WHAT THE EXERCISE ASKS –
The text of every record, exactly as given and with no pictures, should be your output.

MATERIALS PROVIDED –
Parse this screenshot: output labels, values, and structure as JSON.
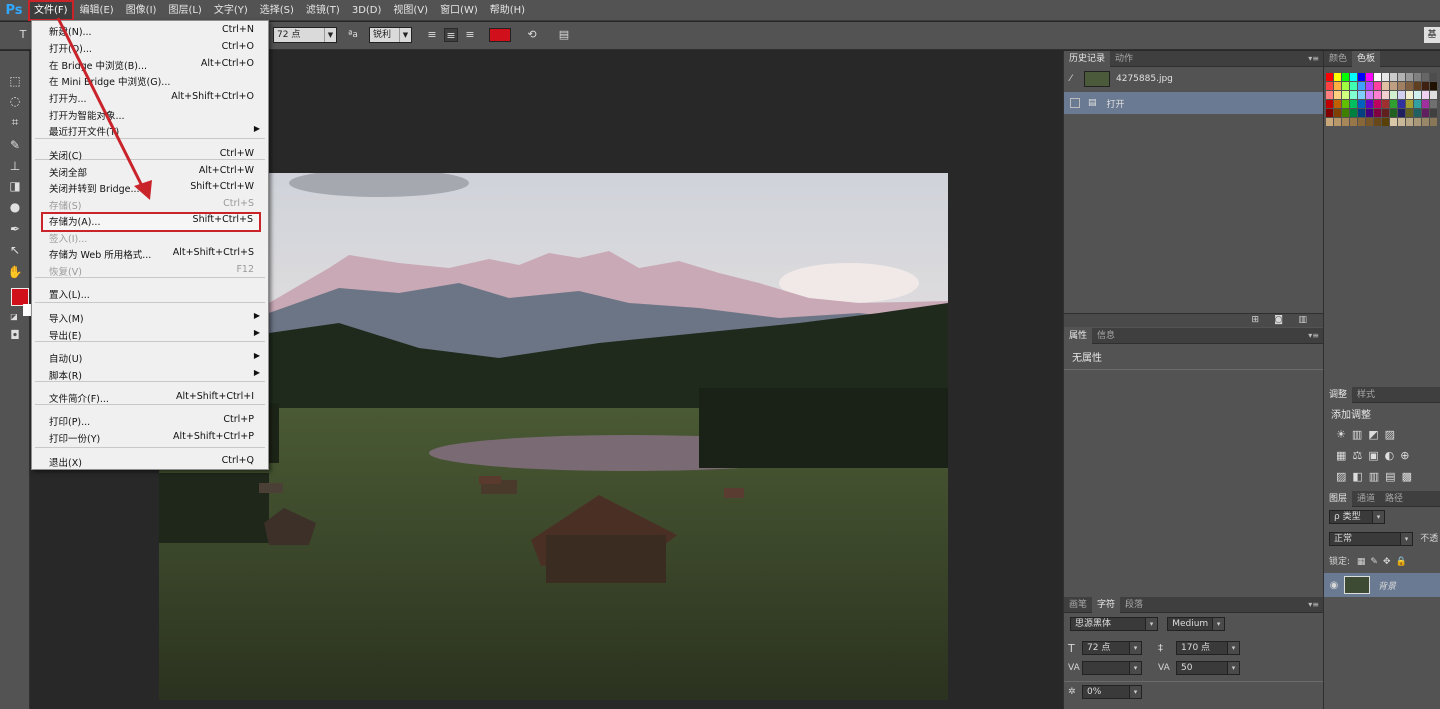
{
  "menubar": {
    "logo": "Ps",
    "items": [
      "文件(F)",
      "编辑(E)",
      "图像(I)",
      "图层(L)",
      "文字(Y)",
      "选择(S)",
      "滤镜(T)",
      "3D(D)",
      "视图(V)",
      "窗口(W)",
      "帮助(H)"
    ]
  },
  "options": {
    "font_size": "72 点",
    "aa_icon": "ªa",
    "antialias": "锐利",
    "text_color": "#d0101a",
    "right_btn": "基"
  },
  "file_menu": {
    "items": [
      {
        "label": "新建(N)...",
        "shortcut": "Ctrl+N"
      },
      {
        "label": "打开(O)...",
        "shortcut": "Ctrl+O"
      },
      {
        "label": "在 Bridge 中浏览(B)...",
        "shortcut": "Alt+Ctrl+O"
      },
      {
        "label": "在 Mini Bridge 中浏览(G)...",
        "shortcut": ""
      },
      {
        "label": "打开为...",
        "shortcut": "Alt+Shift+Ctrl+O"
      },
      {
        "label": "打开为智能对象...",
        "shortcut": ""
      },
      {
        "label": "最近打开文件(T)",
        "shortcut": ""
      },
      {
        "label": "关闭(C)",
        "shortcut": "Ctrl+W"
      },
      {
        "label": "关闭全部",
        "shortcut": "Alt+Ctrl+W"
      },
      {
        "label": "关闭并转到 Bridge...",
        "shortcut": "Shift+Ctrl+W"
      },
      {
        "label": "存储(S)",
        "shortcut": "Ctrl+S"
      },
      {
        "label": "存储为(A)...",
        "shortcut": "Shift+Ctrl+S"
      },
      {
        "label": "签入(I)...",
        "shortcut": ""
      },
      {
        "label": "存储为 Web 所用格式...",
        "shortcut": "Alt+Shift+Ctrl+S"
      },
      {
        "label": "恢复(V)",
        "shortcut": "F12"
      },
      {
        "label": "置入(L)...",
        "shortcut": ""
      },
      {
        "label": "导入(M)",
        "shortcut": ""
      },
      {
        "label": "导出(E)",
        "shortcut": ""
      },
      {
        "label": "自动(U)",
        "shortcut": ""
      },
      {
        "label": "脚本(R)",
        "shortcut": ""
      },
      {
        "label": "文件简介(F)...",
        "shortcut": "Alt+Shift+Ctrl+I"
      },
      {
        "label": "打印(P)...",
        "shortcut": "Ctrl+P"
      },
      {
        "label": "打印一份(Y)",
        "shortcut": "Alt+Shift+Ctrl+P"
      },
      {
        "label": "退出(X)",
        "shortcut": "Ctrl+Q"
      }
    ]
  },
  "history_panel": {
    "tabs": [
      "历史记录",
      "动作"
    ],
    "snapshot": "4275885.jpg",
    "step": "打开"
  },
  "properties_panel": {
    "tabs": [
      "属性",
      "信息"
    ],
    "empty_text": "无属性"
  },
  "character_panel": {
    "tabs": [
      "画笔",
      "字符",
      "段落"
    ],
    "font_family": "思源黑体",
    "font_style": "Medium",
    "size": "72 点",
    "leading": "170 点",
    "tracking": "50",
    "scale": "0%"
  },
  "swatches_panel": {
    "tabs": [
      "颜色",
      "色板"
    ]
  },
  "adjustments_panel": {
    "tabs": [
      "调整",
      "样式"
    ],
    "title": "添加调整"
  },
  "layers_panel": {
    "tabs": [
      "图层",
      "通道",
      "路径"
    ],
    "filter": "类型",
    "blend": "正常",
    "opacity_label": "不透",
    "lock_label": "锁定:",
    "layer_name": "背景"
  }
}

THE COMPLETED TASK –
Parse this screenshot: output labels, values, and structure as JSON.
{
  "menubar": {
    "logo": "Ps",
    "items": [
      "文件(F)",
      "编辑(E)",
      "图像(I)",
      "图层(L)",
      "文字(Y)",
      "选择(S)",
      "滤镜(T)",
      "3D(D)",
      "视图(V)",
      "窗口(W)",
      "帮助(H)"
    ]
  },
  "options": {
    "font_size": "72 点",
    "aa_icon": "ªa",
    "antialias": "锐利",
    "text_color": "#d0101a",
    "right_btn": "基"
  },
  "file_menu": {
    "items": [
      {
        "label": "新建(N)...",
        "shortcut": "Ctrl+N"
      },
      {
        "label": "打开(O)...",
        "shortcut": "Ctrl+O"
      },
      {
        "label": "在 Bridge 中浏览(B)...",
        "shortcut": "Alt+Ctrl+O"
      },
      {
        "label": "在 Mini Bridge 中浏览(G)...",
        "shortcut": ""
      },
      {
        "label": "打开为...",
        "shortcut": "Alt+Shift+Ctrl+O"
      },
      {
        "label": "打开为智能对象...",
        "shortcut": ""
      },
      {
        "label": "最近打开文件(T)",
        "shortcut": ""
      },
      {
        "label": "关闭(C)",
        "shortcut": "Ctrl+W"
      },
      {
        "label": "关闭全部",
        "shortcut": "Alt+Ctrl+W"
      },
      {
        "label": "关闭并转到 Bridge...",
        "shortcut": "Shift+Ctrl+W"
      },
      {
        "label": "存储(S)",
        "shortcut": "Ctrl+S"
      },
      {
        "label": "存储为(A)...",
        "shortcut": "Shift+Ctrl+S"
      },
      {
        "label": "签入(I)...",
        "shortcut": ""
      },
      {
        "label": "存储为 Web 所用格式...",
        "shortcut": "Alt+Shift+Ctrl+S"
      },
      {
        "label": "恢复(V)",
        "shortcut": "F12"
      },
      {
        "label": "置入(L)...",
        "shortcut": ""
      },
      {
        "label": "导入(M)",
        "shortcut": ""
      },
      {
        "label": "导出(E)",
        "shortcut": ""
      },
      {
        "label": "自动(U)",
        "shortcut": ""
      },
      {
        "label": "脚本(R)",
        "shortcut": ""
      },
      {
        "label": "文件简介(F)...",
        "shortcut": "Alt+Shift+Ctrl+I"
      },
      {
        "label": "打印(P)...",
        "shortcut": "Ctrl+P"
      },
      {
        "label": "打印一份(Y)",
        "shortcut": "Alt+Shift+Ctrl+P"
      },
      {
        "label": "退出(X)",
        "shortcut": "Ctrl+Q"
      }
    ]
  },
  "history_panel": {
    "tabs": [
      "历史记录",
      "动作"
    ],
    "snapshot": "4275885.jpg",
    "step": "打开"
  },
  "properties_panel": {
    "tabs": [
      "属性",
      "信息"
    ],
    "empty_text": "无属性"
  },
  "character_panel": {
    "tabs": [
      "画笔",
      "字符",
      "段落"
    ],
    "font_family": "思源黑体",
    "font_style": "Medium",
    "size": "72 点",
    "leading": "170 点",
    "tracking": "50",
    "scale": "0%"
  },
  "swatches_panel": {
    "tabs": [
      "颜色",
      "色板"
    ]
  },
  "adjustments_panel": {
    "tabs": [
      "调整",
      "样式"
    ],
    "title": "添加调整"
  },
  "layers_panel": {
    "tabs": [
      "图层",
      "通道",
      "路径"
    ],
    "filter": "类型",
    "blend": "正常",
    "opacity_label": "不透",
    "lock_label": "锁定:",
    "layer_name": "背景"
  }
}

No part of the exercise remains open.